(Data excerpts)
* * *
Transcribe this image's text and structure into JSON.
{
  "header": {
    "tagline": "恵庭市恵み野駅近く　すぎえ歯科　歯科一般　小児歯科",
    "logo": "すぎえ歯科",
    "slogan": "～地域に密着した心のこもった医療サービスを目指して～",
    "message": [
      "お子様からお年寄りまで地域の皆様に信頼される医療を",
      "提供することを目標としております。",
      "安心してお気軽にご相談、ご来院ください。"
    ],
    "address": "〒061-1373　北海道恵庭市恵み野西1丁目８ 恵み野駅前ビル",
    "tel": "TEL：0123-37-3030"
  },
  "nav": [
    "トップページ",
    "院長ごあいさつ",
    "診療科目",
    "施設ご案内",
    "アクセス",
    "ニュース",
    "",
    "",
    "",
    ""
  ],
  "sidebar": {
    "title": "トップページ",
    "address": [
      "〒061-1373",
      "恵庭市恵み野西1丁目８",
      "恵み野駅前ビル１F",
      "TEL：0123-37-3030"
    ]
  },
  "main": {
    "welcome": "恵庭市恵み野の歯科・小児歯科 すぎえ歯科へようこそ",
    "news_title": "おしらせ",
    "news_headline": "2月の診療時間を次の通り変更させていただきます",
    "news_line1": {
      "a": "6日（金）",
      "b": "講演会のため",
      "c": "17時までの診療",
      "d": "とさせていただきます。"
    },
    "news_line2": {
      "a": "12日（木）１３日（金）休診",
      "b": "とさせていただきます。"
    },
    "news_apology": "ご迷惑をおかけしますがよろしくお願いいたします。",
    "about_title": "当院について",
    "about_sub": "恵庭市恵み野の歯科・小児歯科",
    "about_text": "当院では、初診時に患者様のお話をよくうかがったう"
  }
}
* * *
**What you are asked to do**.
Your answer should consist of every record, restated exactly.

**Solution to the exercise**.
Transcribe this image's text and structure into JSON.
{
  "header": {
    "tagline": "恵庭市恵み野駅近く　すぎえ歯科　歯科一般　小児歯科",
    "logo": "すぎえ歯科",
    "slogan": "～地域に密着した心のこもった医療サービスを目指して～",
    "message": [
      "お子様からお年寄りまで地域の皆様に信頼される医療を",
      "提供することを目標としております。",
      "安心してお気軽にご相談、ご来院ください。"
    ],
    "address": "〒061-1373　北海道恵庭市恵み野西1丁目８ 恵み野駅前ビル",
    "tel": "TEL：0123-37-3030"
  },
  "nav": [
    "トップページ",
    "院長ごあいさつ",
    "診療科目",
    "施設ご案内",
    "アクセス",
    "ニュース",
    "",
    "",
    "",
    ""
  ],
  "sidebar": {
    "title": "トップページ",
    "address": [
      "〒061-1373",
      "恵庭市恵み野西1丁目８",
      "恵み野駅前ビル１F",
      "TEL：0123-37-3030"
    ]
  },
  "main": {
    "welcome": "恵庭市恵み野の歯科・小児歯科 すぎえ歯科へようこそ",
    "news_title": "おしらせ",
    "news_headline": "2月の診療時間を次の通り変更させていただきます",
    "news_line1": {
      "a": "6日（金）",
      "b": "講演会のため",
      "c": "17時までの診療",
      "d": "とさせていただきます。"
    },
    "news_line2": {
      "a": "12日（木）１３日（金）休診",
      "b": "とさせていただきます。"
    },
    "news_apology": "ご迷惑をおかけしますがよろしくお願いいたします。",
    "about_title": "当院について",
    "about_sub": "恵庭市恵み野の歯科・小児歯科",
    "about_text": "当院では、初診時に患者様のお話をよくうかがったう"
  }
}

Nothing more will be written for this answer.